▶ [Records excerpted from a collection]
_ _ _ _ _

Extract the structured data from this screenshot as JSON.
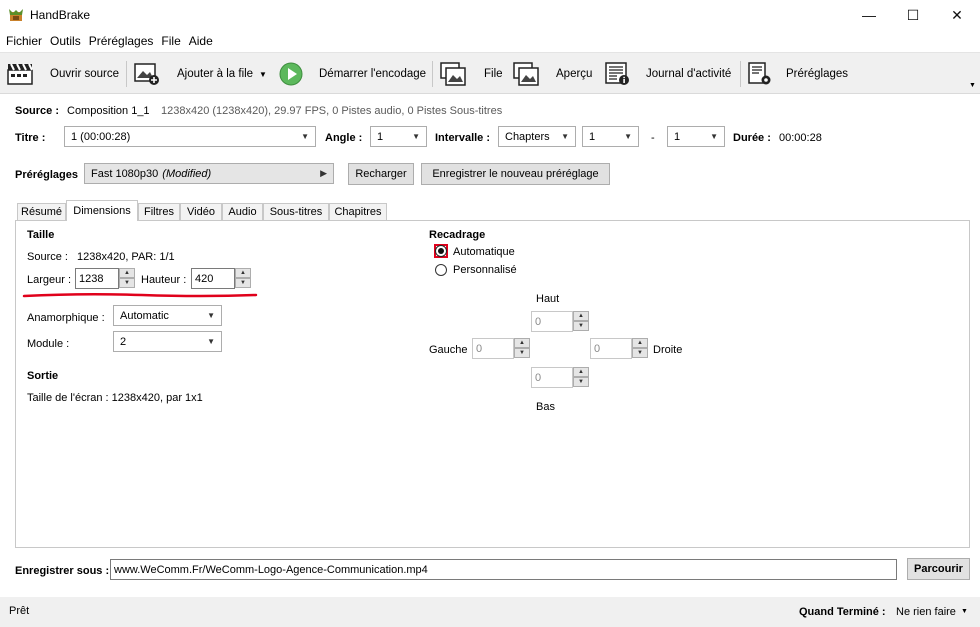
{
  "window": {
    "title": "HandBrake",
    "minimize": "—",
    "maximize": "☐",
    "close": "✕"
  },
  "menu": [
    "Fichier",
    "Outils",
    "Préréglages",
    "File",
    "Aide"
  ],
  "toolbar": {
    "open_source": "Ouvrir source",
    "add_queue": "Ajouter à la file",
    "start_encode": "Démarrer l'encodage",
    "queue": "File",
    "preview": "Aperçu",
    "activity_log": "Journal d'activité",
    "presets": "Préréglages"
  },
  "source": {
    "label": "Source :",
    "name": "Composition 1_1",
    "details": "1238x420 (1238x420), 29.97 FPS, 0 Pistes audio, 0 Pistes Sous-titres"
  },
  "title_row": {
    "title_label": "Titre :",
    "title_value": "1 (00:00:28)",
    "angle_label": "Angle :",
    "angle_value": "1",
    "range_label": "Intervalle :",
    "range_type": "Chapters",
    "range_start": "1",
    "range_dash": "-",
    "range_end": "1",
    "duration_label": "Durée :",
    "duration_value": "00:00:28"
  },
  "presets": {
    "label": "Préréglages",
    "value": "Fast 1080p30",
    "modified": "(Modified)",
    "reload": "Recharger",
    "save_new": "Enregistrer le nouveau préréglage"
  },
  "tabs": [
    "Résumé",
    "Dimensions",
    "Filtres",
    "Vidéo",
    "Audio",
    "Sous-titres",
    "Chapitres"
  ],
  "dimensions": {
    "size_header": "Taille",
    "source_label": "Source :",
    "source_value": "1238x420, PAR: 1/1",
    "width_label": "Largeur :",
    "width_value": "1238",
    "height_label": "Hauteur :",
    "height_value": "420",
    "anamorphic_label": "Anamorphique :",
    "anamorphic_value": "Automatic",
    "modulus_label": "Module :",
    "modulus_value": "2",
    "output_header": "Sortie",
    "display_size": "Taille de l'écran : 1238x420, par 1x1"
  },
  "crop": {
    "header": "Recadrage",
    "automatic": "Automatique",
    "custom": "Personnalisé",
    "top_label": "Haut",
    "top_value": "0",
    "left_label": "Gauche",
    "left_value": "0",
    "right_label": "Droite",
    "right_value": "0",
    "bottom_label": "Bas",
    "bottom_value": "0"
  },
  "save": {
    "label": "Enregistrer sous :",
    "path": "www.WeComm.Fr/WeComm-Logo-Agence-Communication.mp4",
    "browse": "Parcourir"
  },
  "status": {
    "text": "Prêt",
    "when_done_label": "Quand Terminé :",
    "when_done_value": "Ne rien faire"
  },
  "colors": {
    "toolbar_bg": "#f0f0f0",
    "annotation_red": "#e0001b",
    "play_green": "#5cb85c"
  }
}
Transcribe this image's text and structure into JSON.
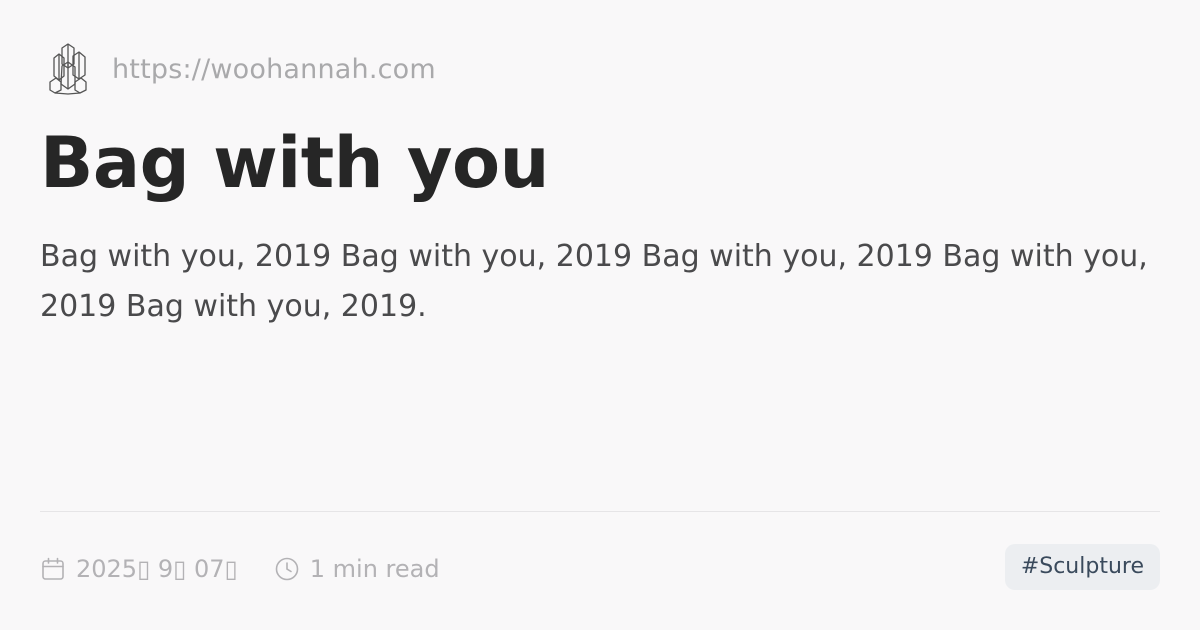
{
  "site": {
    "url": "https://woohannah.com",
    "logo_icon": "crystal-logo-icon"
  },
  "post": {
    "title": "Bag with you",
    "description": "Bag with you, 2019 Bag with you, 2019 Bag with you, 2019 Bag with you, 2019 Bag with you, 2019."
  },
  "meta": {
    "date": "2025▯ 9▯ 07▯",
    "date_icon": "calendar-icon",
    "read_time": "1 min read",
    "read_time_icon": "clock-icon"
  },
  "tags": [
    "#Sculpture"
  ],
  "colors": {
    "background": "#f9f8f9",
    "title": "#262626",
    "tag_background": "#eceef1",
    "tag_text": "#3a4a5c"
  }
}
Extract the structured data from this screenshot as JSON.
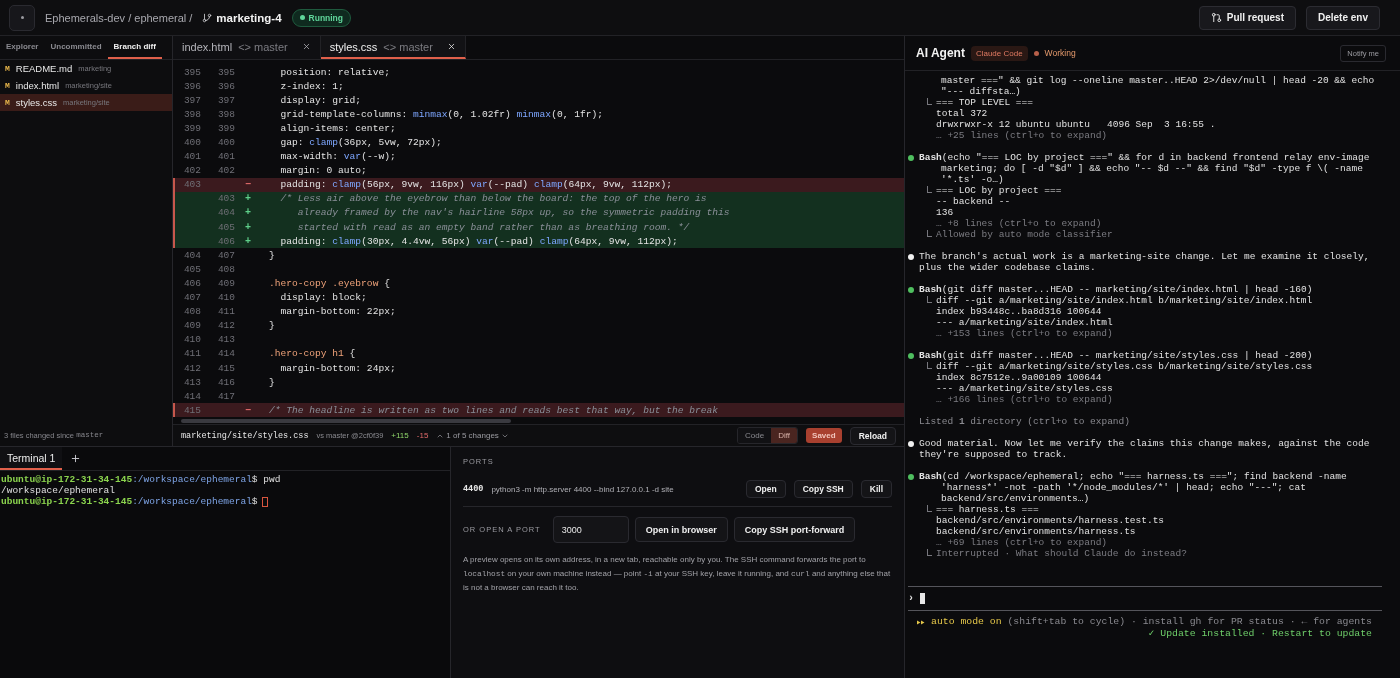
{
  "top_bar": {
    "breadcrumb": "Ephemerals-dev / ephemeral /",
    "branch": "marketing-4",
    "status": "Running",
    "actions": [
      {
        "label": "Pull request",
        "kind": "pr"
      },
      {
        "label": "Delete env",
        "kind": "plain"
      }
    ]
  },
  "explorer": {
    "tabs": [
      {
        "label": "Explorer",
        "selected": false
      },
      {
        "label": "Uncommitted",
        "selected": false
      },
      {
        "label": "Branch diff",
        "selected": true
      }
    ],
    "files": [
      {
        "status": "M",
        "name": "README.md",
        "path": "marketing",
        "selected": false
      },
      {
        "status": "M",
        "name": "index.html",
        "path": "marketing/site",
        "selected": false
      },
      {
        "status": "M",
        "name": "styles.css",
        "path": "marketing/site",
        "selected": true
      }
    ],
    "footer": {
      "text": "3 files changed since",
      "ref": "master"
    }
  },
  "editor": {
    "tabs": [
      {
        "name": "index.html",
        "compare": "<> master",
        "selected": false
      },
      {
        "name": "styles.css",
        "compare": "<> master",
        "selected": true
      }
    ],
    "lines": [
      {
        "old": "395",
        "new": "395",
        "kind": "context",
        "comment": false,
        "text": "  position: relative;"
      },
      {
        "old": "396",
        "new": "396",
        "kind": "context",
        "comment": false,
        "text": "  z-index: 1;"
      },
      {
        "old": "397",
        "new": "397",
        "kind": "context",
        "comment": false,
        "text": "  display: grid;"
      },
      {
        "old": "398",
        "new": "398",
        "kind": "context",
        "comment": false,
        "text": "  grid-template-columns: minmax(0, 1.02fr) minmax(0, 1fr);"
      },
      {
        "old": "399",
        "new": "399",
        "kind": "context",
        "comment": false,
        "text": "  align-items: center;"
      },
      {
        "old": "400",
        "new": "400",
        "kind": "context",
        "comment": false,
        "text": "  gap: clamp(36px, 5vw, 72px);"
      },
      {
        "old": "401",
        "new": "401",
        "kind": "context",
        "comment": false,
        "text": "  max-width: var(--w);"
      },
      {
        "old": "402",
        "new": "402",
        "kind": "context",
        "comment": false,
        "text": "  margin: 0 auto;"
      },
      {
        "old": "403",
        "kind": "removed",
        "sign": "−",
        "comment": false,
        "text": "  padding: clamp(56px, 9vw, 116px) var(--pad) clamp(64px, 9vw, 112px);"
      },
      {
        "new": "403",
        "kind": "added",
        "sign": "+",
        "comment": true,
        "text": "  /* Less air above the eyebrow than below the board: the top of the hero is"
      },
      {
        "new": "404",
        "kind": "added",
        "sign": "+",
        "comment": true,
        "text": "     already framed by the nav's hairline 58px up, so the symmetric padding this"
      },
      {
        "new": "405",
        "kind": "added",
        "sign": "+",
        "comment": true,
        "text": "     started with read as an empty band rather than as breathing room. */"
      },
      {
        "new": "406",
        "kind": "added",
        "sign": "+",
        "comment": false,
        "text": "  padding: clamp(30px, 4.4vw, 56px) var(--pad) clamp(64px, 9vw, 112px);"
      },
      {
        "old": "404",
        "new": "407",
        "kind": "context",
        "comment": false,
        "text": "}"
      },
      {
        "old": "405",
        "new": "408",
        "kind": "context"
      },
      {
        "old": "406",
        "new": "409",
        "kind": "context",
        "comment": false,
        "text": ".hero-copy .eyebrow {"
      },
      {
        "old": "407",
        "new": "410",
        "kind": "context",
        "comment": false,
        "text": "  display: block;"
      },
      {
        "old": "408",
        "new": "411",
        "kind": "context",
        "comment": false,
        "text": "  margin-bottom: 22px;"
      },
      {
        "old": "409",
        "new": "412",
        "kind": "context",
        "comment": false,
        "text": "}"
      },
      {
        "old": "410",
        "new": "413",
        "kind": "context"
      },
      {
        "old": "411",
        "new": "414",
        "kind": "context",
        "comment": false,
        "text": ".hero-copy h1 {"
      },
      {
        "old": "412",
        "new": "415",
        "kind": "context",
        "comment": false,
        "text": "  margin-bottom: 24px;"
      },
      {
        "old": "413",
        "new": "416",
        "kind": "context",
        "comment": false,
        "text": "}"
      },
      {
        "old": "414",
        "new": "417",
        "kind": "context"
      },
      {
        "old": "415",
        "kind": "removed",
        "sign": "−",
        "comment": true,
        "text": "/* The headline is written as two lines and reads best that way, but the break"
      }
    ],
    "status_bar": {
      "path": "marketing/site/styles.css",
      "base": "vs master @2cf0f39",
      "added": "+115",
      "removed": "-15",
      "changes": "1 of 5 changes",
      "view_modes": [
        {
          "label": "Code",
          "selected": false
        },
        {
          "label": "Diff",
          "selected": true
        }
      ],
      "save_state": "Saved",
      "reload": "Reload"
    }
  },
  "terminal": {
    "tabs": [
      {
        "label": "Terminal 1",
        "selected": true
      }
    ],
    "lines": [
      {
        "kind": "prompt",
        "user": "ubuntu@ip-172-31-34-145",
        "path": ":/workspace/ephemeral",
        "command": "$ pwd",
        "cursor": false
      },
      {
        "kind": "output",
        "text": "/workspace/ephemeral"
      },
      {
        "kind": "prompt",
        "user": "ubuntu@ip-172-31-34-145",
        "path": ":/workspace/ephemeral",
        "command": "$",
        "cursor": true
      }
    ]
  },
  "ports": {
    "title": "PORTS",
    "items": [
      {
        "port": "4400",
        "command": "python3 -m http.server 4400 --bind 127.0.0.1 -d site",
        "actions": [
          "Open",
          "Copy SSH",
          "Kill"
        ]
      }
    ],
    "open_port": {
      "label": "OR OPEN A PORT",
      "value": "3000",
      "actions": [
        "Open in browser",
        "Copy SSH port-forward"
      ]
    },
    "help": [
      {
        "text": "A preview opens on its own address, in a new tab, reachable only by you. The SSH command forwards the port to ",
        "code": false
      },
      {
        "text": "localhost",
        "code": true
      },
      {
        "text": " on your own machine instead — point ",
        "code": false
      },
      {
        "text": "-i",
        "code": true
      },
      {
        "text": " at your SSH key, leave it running, and ",
        "code": false
      },
      {
        "text": "curl",
        "code": true
      },
      {
        "text": " and anything else that is not a browser can reach it too.",
        "code": false
      }
    ]
  },
  "agent": {
    "title": "AI Agent",
    "engine": "Claude Code",
    "status": "Working",
    "notify": "Notify me",
    "log": [
      {
        "kind": "continuation",
        "command": "master ===\" && git log --oneline master..HEAD 2>/dev/null | head -20 && echo \"--- diffsta…)",
        "output": [
          {
            "text": "=== TOP LEVEL ===",
            "dim": false,
            "elbow": true
          },
          {
            "text": "total 372",
            "dim": false,
            "elbow": false
          },
          {
            "text": "drwxrwxr-x 12 ubuntu ubuntu   4096 Sep  3 16:55 .",
            "dim": false,
            "elbow": false
          },
          {
            "text": "… +25 lines (ctrl+o to expand)",
            "dim": true,
            "elbow": false
          }
        ]
      },
      {
        "kind": "tool",
        "tool": "Bash",
        "command": "(echo \"=== LOC by project ===\" && for d in backend frontend relay env-image marketing; do [ -d \"$d\" ] && echo \"-- $d --\" && find \"$d\" -type f \\( -name '*.ts' -o…)",
        "output": [
          {
            "text": "=== LOC by project ===",
            "dim": false,
            "elbow": true
          },
          {
            "text": "-- backend --",
            "dim": false,
            "elbow": false
          },
          {
            "text": "136",
            "dim": false,
            "elbow": false
          },
          {
            "text": "… +8 lines (ctrl+o to expand)",
            "dim": true,
            "elbow": false
          },
          {
            "text": "Allowed by auto mode classifier",
            "dim": true,
            "elbow": true
          }
        ]
      },
      {
        "kind": "message",
        "text": "The branch's actual work is a marketing-site change. Let me examine it closely, plus the wider codebase claims."
      },
      {
        "kind": "tool",
        "tool": "Bash",
        "command": "(git diff master...HEAD -- marketing/site/index.html | head -160)",
        "output": [
          {
            "text": "diff --git a/marketing/site/index.html b/marketing/site/index.html",
            "dim": false,
            "elbow": true
          },
          {
            "text": "index b93448c..ba8d316 100644",
            "dim": false,
            "elbow": false
          },
          {
            "text": "--- a/marketing/site/index.html",
            "dim": false,
            "elbow": false
          },
          {
            "text": "… +153 lines (ctrl+o to expand)",
            "dim": true,
            "elbow": false
          }
        ]
      },
      {
        "kind": "tool",
        "tool": "Bash",
        "command": "(git diff master...HEAD -- marketing/site/styles.css | head -200)",
        "output": [
          {
            "text": "diff --git a/marketing/site/styles.css b/marketing/site/styles.css",
            "dim": false,
            "elbow": true
          },
          {
            "text": "index 8c7512e..9a00109 100644",
            "dim": false,
            "elbow": false
          },
          {
            "text": "--- a/marketing/site/styles.css",
            "dim": false,
            "elbow": false
          },
          {
            "text": "… +166 lines (ctrl+o to expand)",
            "dim": true,
            "elbow": false
          }
        ]
      },
      {
        "kind": "info",
        "text": "Listed **1** directory (ctrl+o to expand)"
      },
      {
        "kind": "message",
        "text": "Good material. Now let me verify the claims this change makes, against the code they're supposed to track."
      },
      {
        "kind": "tool",
        "tool": "Bash",
        "command": "(cd /workspace/ephemeral; echo \"=== harness.ts ===\"; find backend -name 'harness*' -not -path '*/node_modules/*' | head; echo \"---\"; cat backend/src/environments…)",
        "output": [
          {
            "text": "=== harness.ts ===",
            "dim": false,
            "elbow": true
          },
          {
            "text": "backend/src/environments/harness.test.ts",
            "dim": false,
            "elbow": false
          },
          {
            "text": "backend/src/environments/harness.ts",
            "dim": false,
            "elbow": false
          },
          {
            "text": "… +69 lines (ctrl+o to expand)",
            "dim": true,
            "elbow": false
          },
          {
            "text": "Interrupted · What should Claude do instead?",
            "dim": true,
            "elbow": true
          }
        ]
      }
    ],
    "prompt": "›",
    "footer": [
      {
        "kind": "mode",
        "label": "auto mode on",
        "text": " (shift+tab to cycle) · install gh for PR status · ← for agents"
      },
      {
        "kind": "notice",
        "text": "✓ Update installed · Restart to update"
      }
    ]
  }
}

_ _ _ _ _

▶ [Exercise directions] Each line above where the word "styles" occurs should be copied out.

▶ [Answer section]
        "name": "styles.css",
        "name": "styles.css",
      "path": "marketing/site/styles.css",
        "command": "(git diff master...HEAD -- marketing/site/styles.css | head -200)",
            "text": "diff --git a/marketing/site/styles.css b/marketing/site/styles.css",
            "text": "--- a/marketing/site/styles.css",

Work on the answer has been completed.